Last week the United States Supreme Court heard oral arguments in the never-ending patent battle between Samsung Electronics and Apple. In this iteration of fighting between these two giant tech companies Apple, the United States Court of Appeals for the Federal Circuit upheld a $400 million design patent infringement award. Samsung appealed to the Supreme Court.
The question before the Supreme Court relates to 35 U.S.C. 289 and whether it is appropriate to apportion damages under that statute. The statute is quite clear on the subject, and if the Supreme Court limits itself to the explicit wording of the statute apportionment would be inappropriate and Apple will hold on to the $400 million design patent infringement award. During oral arguments, however, many of the Justices seemed skeptical. Justice Kennedy even hinted at the possibility of a de minimus exception, which leaves many wonder whether the Supreme Court will judicially re-write the statute or use some other contrived judicial exception to significantly reduce Apple’s damage award.

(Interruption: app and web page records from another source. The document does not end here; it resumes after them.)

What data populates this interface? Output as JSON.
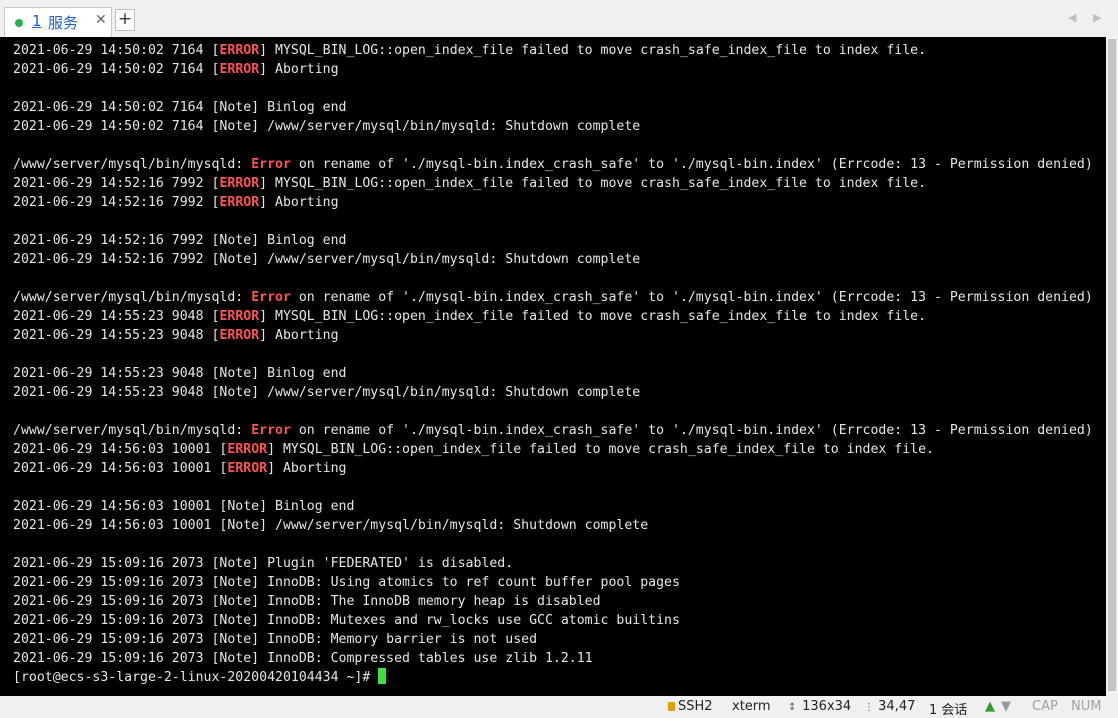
{
  "tab": {
    "number": "1",
    "title": "服务",
    "close": "✕",
    "add": "+"
  },
  "terminal_lines": [
    [
      {
        "t": "2021-06-29 14:50:02 7164 ["
      },
      {
        "t": "ERROR",
        "e": 1
      },
      {
        "t": "] MYSQL_BIN_LOG::open_index_file failed to move crash_safe_index_file to index file."
      }
    ],
    [
      {
        "t": "2021-06-29 14:50:02 7164 ["
      },
      {
        "t": "ERROR",
        "e": 1
      },
      {
        "t": "] Aborting"
      }
    ],
    [],
    [
      {
        "t": "2021-06-29 14:50:02 7164 [Note] Binlog end"
      }
    ],
    [
      {
        "t": "2021-06-29 14:50:02 7164 [Note] /www/server/mysql/bin/mysqld: Shutdown complete"
      }
    ],
    [],
    [
      {
        "t": "/www/server/mysql/bin/mysqld: "
      },
      {
        "t": "Error",
        "e": 1
      },
      {
        "t": " on rename of './mysql-bin.index_crash_safe' to './mysql-bin.index' (Errcode: 13 - Permission denied)"
      }
    ],
    [
      {
        "t": "2021-06-29 14:52:16 7992 ["
      },
      {
        "t": "ERROR",
        "e": 1
      },
      {
        "t": "] MYSQL_BIN_LOG::open_index_file failed to move crash_safe_index_file to index file."
      }
    ],
    [
      {
        "t": "2021-06-29 14:52:16 7992 ["
      },
      {
        "t": "ERROR",
        "e": 1
      },
      {
        "t": "] Aborting"
      }
    ],
    [],
    [
      {
        "t": "2021-06-29 14:52:16 7992 [Note] Binlog end"
      }
    ],
    [
      {
        "t": "2021-06-29 14:52:16 7992 [Note] /www/server/mysql/bin/mysqld: Shutdown complete"
      }
    ],
    [],
    [
      {
        "t": "/www/server/mysql/bin/mysqld: "
      },
      {
        "t": "Error",
        "e": 1
      },
      {
        "t": " on rename of './mysql-bin.index_crash_safe' to './mysql-bin.index' (Errcode: 13 - Permission denied)"
      }
    ],
    [
      {
        "t": "2021-06-29 14:55:23 9048 ["
      },
      {
        "t": "ERROR",
        "e": 1
      },
      {
        "t": "] MYSQL_BIN_LOG::open_index_file failed to move crash_safe_index_file to index file."
      }
    ],
    [
      {
        "t": "2021-06-29 14:55:23 9048 ["
      },
      {
        "t": "ERROR",
        "e": 1
      },
      {
        "t": "] Aborting"
      }
    ],
    [],
    [
      {
        "t": "2021-06-29 14:55:23 9048 [Note] Binlog end"
      }
    ],
    [
      {
        "t": "2021-06-29 14:55:23 9048 [Note] /www/server/mysql/bin/mysqld: Shutdown complete"
      }
    ],
    [],
    [
      {
        "t": "/www/server/mysql/bin/mysqld: "
      },
      {
        "t": "Error",
        "e": 1
      },
      {
        "t": " on rename of './mysql-bin.index_crash_safe' to './mysql-bin.index' (Errcode: 13 - Permission denied)"
      }
    ],
    [
      {
        "t": "2021-06-29 14:56:03 10001 ["
      },
      {
        "t": "ERROR",
        "e": 1
      },
      {
        "t": "] MYSQL_BIN_LOG::open_index_file failed to move crash_safe_index_file to index file."
      }
    ],
    [
      {
        "t": "2021-06-29 14:56:03 10001 ["
      },
      {
        "t": "ERROR",
        "e": 1
      },
      {
        "t": "] Aborting"
      }
    ],
    [],
    [
      {
        "t": "2021-06-29 14:56:03 10001 [Note] Binlog end"
      }
    ],
    [
      {
        "t": "2021-06-29 14:56:03 10001 [Note] /www/server/mysql/bin/mysqld: Shutdown complete"
      }
    ],
    [],
    [
      {
        "t": "2021-06-29 15:09:16 2073 [Note] Plugin 'FEDERATED' is disabled."
      }
    ],
    [
      {
        "t": "2021-06-29 15:09:16 2073 [Note] InnoDB: Using atomics to ref count buffer pool pages"
      }
    ],
    [
      {
        "t": "2021-06-29 15:09:16 2073 [Note] InnoDB: The InnoDB memory heap is disabled"
      }
    ],
    [
      {
        "t": "2021-06-29 15:09:16 2073 [Note] InnoDB: Mutexes and rw_locks use GCC atomic builtins"
      }
    ],
    [
      {
        "t": "2021-06-29 15:09:16 2073 [Note] InnoDB: Memory barrier is not used"
      }
    ],
    [
      {
        "t": "2021-06-29 15:09:16 2073 [Note] InnoDB: Compressed tables use zlib 1.2.11"
      }
    ]
  ],
  "prompt": "[root@ecs-s3-large-2-linux-20200420104434 ~]# ",
  "status": {
    "protocol": "SSH2",
    "term": "xterm",
    "size": "136x34",
    "position": "34,47",
    "sessions": "1 会话",
    "cap": "CAP",
    "num": "NUM"
  },
  "colors": {
    "error": "#ff5252",
    "cursor": "#3be03b",
    "tab_text": "#1b5fd6"
  }
}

Design patents have become increasingly important over the last decade as the standard for proving design patent infringement has veered toward the substantial observer test familiar in copyright litigation. This has lead many large corporations, such as automakers and shoe companies, like Nike, to generously file on new designs. Should the Supreme Court rule against Apple the decision would have far reaching implications well outside of this mammoth battle of smartphone giants.
Against this backdrop, on Thursday, October 20, 2016, from 2pm to 3pm ET, Gene Quinn will host a free webinar discussion that will explore the genesis of the patent battle between Apple and Samsung, focusing on the design patent infringement fight currently at the United States Supreme Court. In addition to taking as many questions from the audience as possible, we will:
- Ask the question “how did we get here” and provide a business/tech perspective on the battle.
- Provide a quick primer on design patents and the test for determining if there is infringement.
- Discuss the positions taken by Apple, Samsung and the Solicitor General at the Supreme Court.
- Make predictions regarding what the Supreme Court will ultimately decide.